Tissue Crosstalk in Lung Development
Article first published online: 15 JUL 2014
© 2014 Wiley Periodicals, Inc.
Journal of Cellular Biochemistry
Volume 115, Issue 9, pages 1469–1477, September 2014
How to Cite
Hines, E. A. and Sun, X. (2014), Tissue Crosstalk in Lung Development. J. Cell. Biochem., 115: 1469–1477. doi: 10.1002/jcb.24811
- Issue published online: 15 JUL 2014
- Article first published online: 15 JUL 2014
- Accepted manuscript online: 19 MAR 2014 04:15AM EST
- Manuscript Accepted: 18 MAR 2014
- Manuscript Received: 15 MAR 2014
- National Science Foundation Graduate Research Fellowship. Grant Number: 2011101268
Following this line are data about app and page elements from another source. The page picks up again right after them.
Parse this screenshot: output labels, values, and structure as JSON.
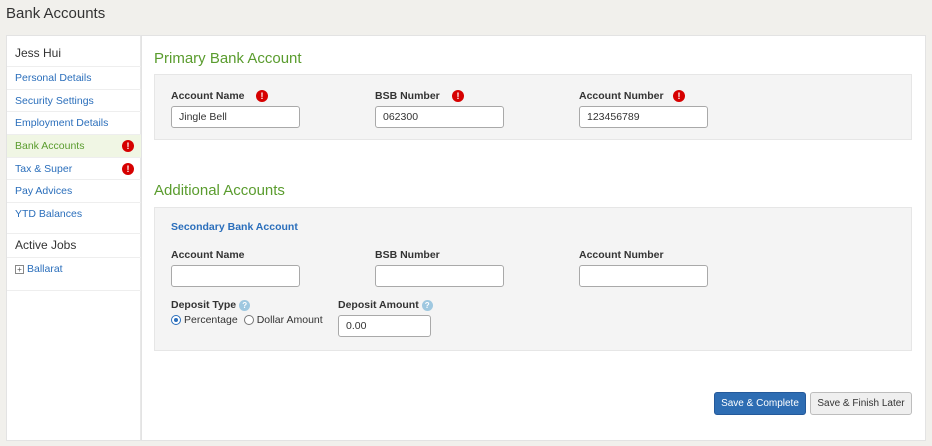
{
  "page": {
    "title": "Bank Accounts"
  },
  "sidebar": {
    "user_name": "Jess Hui",
    "items": [
      {
        "label": "Personal Details",
        "alert": false
      },
      {
        "label": "Security Settings",
        "alert": false
      },
      {
        "label": "Employment Details",
        "alert": false
      },
      {
        "label": "Bank Accounts",
        "alert": true,
        "active": true
      },
      {
        "label": "Tax & Super",
        "alert": true
      },
      {
        "label": "Pay Advices",
        "alert": false
      },
      {
        "label": "YTD Balances",
        "alert": false
      }
    ],
    "active_jobs": {
      "title": "Active Jobs",
      "expand_glyph": "+",
      "items": [
        {
          "label": "Ballarat"
        }
      ]
    }
  },
  "primary": {
    "title": "Primary Bank Account",
    "account_name": {
      "label": "Account Name",
      "value": "Jingle Bell"
    },
    "bsb_number": {
      "label": "BSB Number",
      "value": "062300"
    },
    "account_number": {
      "label": "Account Number",
      "value": "123456789"
    }
  },
  "additional": {
    "title": "Additional Accounts",
    "secondary": {
      "title": "Secondary Bank Account",
      "account_name": {
        "label": "Account Name",
        "value": ""
      },
      "bsb_number": {
        "label": "BSB Number",
        "value": ""
      },
      "account_number": {
        "label": "Account Number",
        "value": ""
      },
      "deposit_type": {
        "label": "Deposit Type",
        "options": [
          "Percentage",
          "Dollar Amount"
        ],
        "selected": "Percentage"
      },
      "deposit_amount": {
        "label": "Deposit Amount",
        "value": "0.00"
      }
    }
  },
  "icons": {
    "alert": "!",
    "help": "?"
  },
  "buttons": {
    "save_complete": "Save & Complete",
    "save_finish_later": "Save & Finish Later"
  },
  "colors": {
    "accent_green": "#5a9c2e",
    "link_blue": "#2a6ebb",
    "alert_red": "#d60000",
    "primary_button": "#2e6db3"
  }
}
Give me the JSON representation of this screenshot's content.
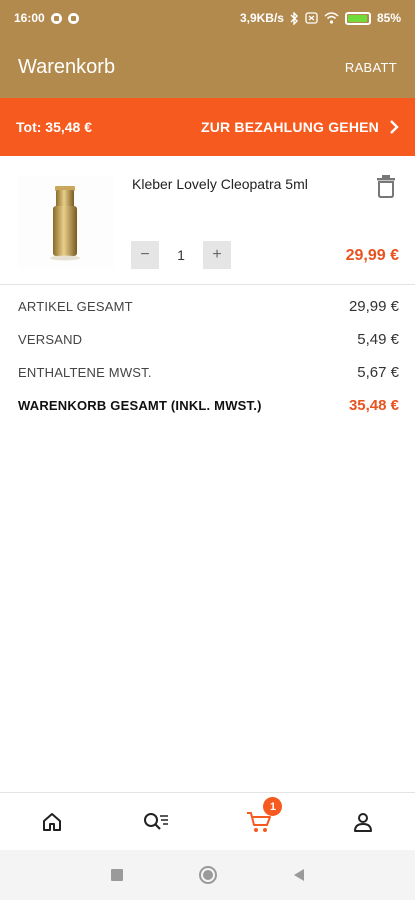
{
  "status_bar": {
    "time": "16:00",
    "network_speed": "3,9KB/s",
    "battery": "85%",
    "battery_level": 0.85
  },
  "header": {
    "title": "Warenkorb",
    "action": "RABATT"
  },
  "checkout_bar": {
    "total": "Tot: 35,48 €",
    "button_label": "ZUR BEZAHLUNG GEHEN"
  },
  "cart_item": {
    "title": "Kleber Lovely Cleopatra 5ml",
    "quantity": "1",
    "minus": "−",
    "plus": "+",
    "price": "29,99 €"
  },
  "summary": {
    "rows": [
      {
        "label": "ARTIKEL GESAMT",
        "value": "29,99 €"
      },
      {
        "label": "VERSAND",
        "value": "5,49 €"
      },
      {
        "label": "ENTHALTENE MWST.",
        "value": "5,67 €"
      }
    ],
    "total": {
      "label": "WARENKORB GESAMT (INKL. MWST.)",
      "value": "35,48 €"
    }
  },
  "bottom_nav": {
    "cart_badge": "1",
    "accent": "#f65a1f",
    "icons": [
      "home-icon",
      "search-list-icon",
      "cart-icon",
      "user-icon"
    ]
  },
  "colors": {
    "brand": "#b38a4e",
    "accent": "#f65a1f",
    "price": "#e8531f"
  }
}
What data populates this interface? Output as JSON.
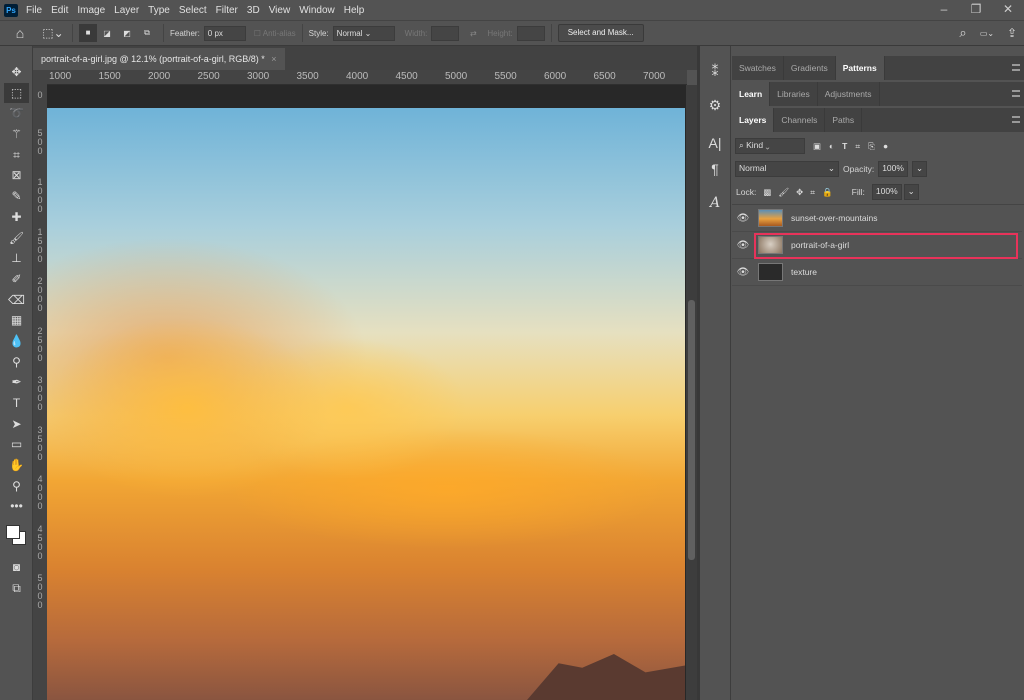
{
  "app": {
    "logo": "Ps",
    "menu": [
      "File",
      "Edit",
      "Image",
      "Layer",
      "Type",
      "Select",
      "Filter",
      "3D",
      "View",
      "Window",
      "Help"
    ],
    "window_controls": [
      "minimize",
      "restore",
      "close"
    ]
  },
  "options": {
    "feather_label": "Feather:",
    "feather_value": "0 px",
    "anti_alias": "Anti-alias",
    "style_label": "Style:",
    "style_value": "Normal",
    "width_label": "Width:",
    "height_label": "Height:",
    "select_mask": "Select and Mask..."
  },
  "document": {
    "tab_title": "portrait-of-a-girl.jpg @ 12.1% (portrait-of-a-girl, RGB/8) *",
    "close": "×"
  },
  "ruler": {
    "h": [
      "1000",
      "1500",
      "2000",
      "2500",
      "3000",
      "3500",
      "4000",
      "4500",
      "5000",
      "5500",
      "6000",
      "6500",
      "7000"
    ],
    "v": [
      "0",
      "500",
      "1000",
      "1500",
      "2000",
      "2500",
      "3000",
      "3500",
      "4000",
      "4500",
      "5000"
    ]
  },
  "panels": {
    "row1": [
      "Swatches",
      "Gradients",
      "Patterns"
    ],
    "row2": [
      "Learn",
      "Libraries",
      "Adjustments"
    ],
    "row3": [
      "Layers",
      "Channels",
      "Paths"
    ],
    "filter_kind": "Kind",
    "blend_mode": "Normal",
    "opacity_label": "Opacity:",
    "opacity_value": "100%",
    "lock_label": "Lock:",
    "fill_label": "Fill:",
    "fill_value": "100%",
    "layers": [
      {
        "name": "sunset-over-mountains",
        "selected": false
      },
      {
        "name": "portrait-of-a-girl",
        "selected": true
      },
      {
        "name": "texture",
        "selected": false
      }
    ]
  },
  "colors": {
    "highlight": "#e8335a",
    "bg": "#535353"
  }
}
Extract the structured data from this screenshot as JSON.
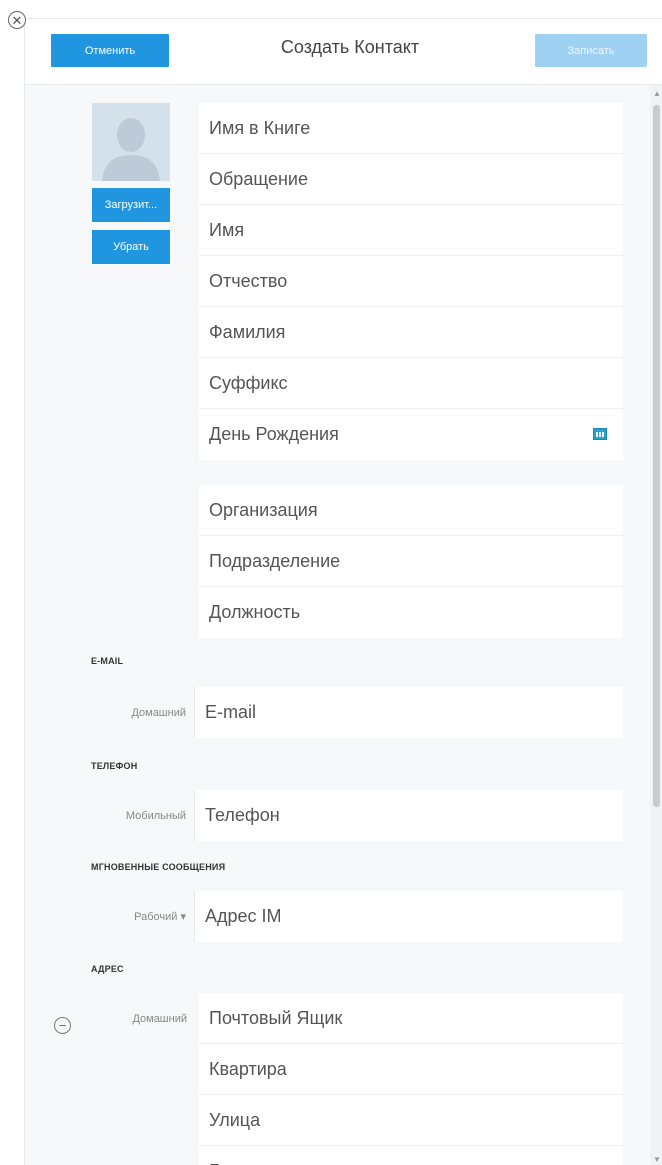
{
  "header": {
    "cancel_label": "Отменить",
    "title": "Создать Контакт",
    "save_label": "Записать"
  },
  "photo": {
    "upload_label": "Загрузит...",
    "remove_label": "Убрать"
  },
  "name_fields": [
    "Имя в Книге",
    "Обращение",
    "Имя",
    "Отчество",
    "Фамилия",
    "Суффикс",
    "День Рождения"
  ],
  "org_fields": [
    "Организация",
    "Подразделение",
    "Должность"
  ],
  "email": {
    "section": "E-MAIL",
    "type": "Домашний",
    "placeholder": "E-mail"
  },
  "phone": {
    "section": "ТЕЛЕФОН",
    "type": "Мобильный",
    "placeholder": "Телефон"
  },
  "im": {
    "section": "МГНОВЕННЫЕ СООБЩЕНИЯ",
    "type": "Рабочий ▾",
    "placeholder": "Адрес IM"
  },
  "address": {
    "section": "АДРЕС",
    "type": "Домашний",
    "fields": [
      "Почтовый Ящик",
      "Квартира",
      "Улица",
      "Город"
    ]
  },
  "icons": {
    "close": "close-circle-icon",
    "calendar": "calendar-icon",
    "remove": "minus-circle-icon",
    "avatar": "person-silhouette-icon"
  },
  "colors": {
    "primary_button": "#2196e0",
    "disabled_button": "#9fd2f2",
    "calendar": "#2aa0cc"
  }
}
- National Heart, Lung, and Blood Institute. Grant Number: R01 HL113870
- DEVELOPMENTAL SIGNALING;
Lung development follows a stereotypic program orchestrated by key interactions among epithelial and mesenchymal tissues. Deviations from this developmental program can lead to pulmonary diseases including bronchopulmonary dysplasia and pulmonary hypertension. Significant efforts have been made to examine the cellular and molecular basis of the tissue interactions underlying these stereotypic developmental processes. Genetically engineered mouse models, lung organ culture, and advanced imaging techniques are a few of the tools that have expanded our understanding of the tissue interactions that drive lung development. Intimate crosstalk has been identified between the epithelium and mesenchyme, distinct mesenchymal tissues, and individual epithelial cells types. For interactions such as the epithelial–mesenchymal crosstalk regulating lung specification and branching morphogenesis, the key molecular players, FGF, BMP, WNT, and SHH, are well established. Additionally, VEGF regulation underlies the epithelial–endothelial crosstalk that coordinates airway branching with angiogenesis. Recent work also discovered a novel role for SHH in the epithelial-to-mesenchymal (EMT) transition of the mesothelium. In contrast, the molecular basis for the crosstalk between upper airway cartilage and smooth muscle is not yet known. In this review we examine current evidence of the tissue interactions and molecular crosstalk that underlie the stereotypic patterning of the developing lung and mediate injury repair. J. Cell. Biochem. 115: 1469–1477, 2014. © 2014 Wiley Periodicals, Inc.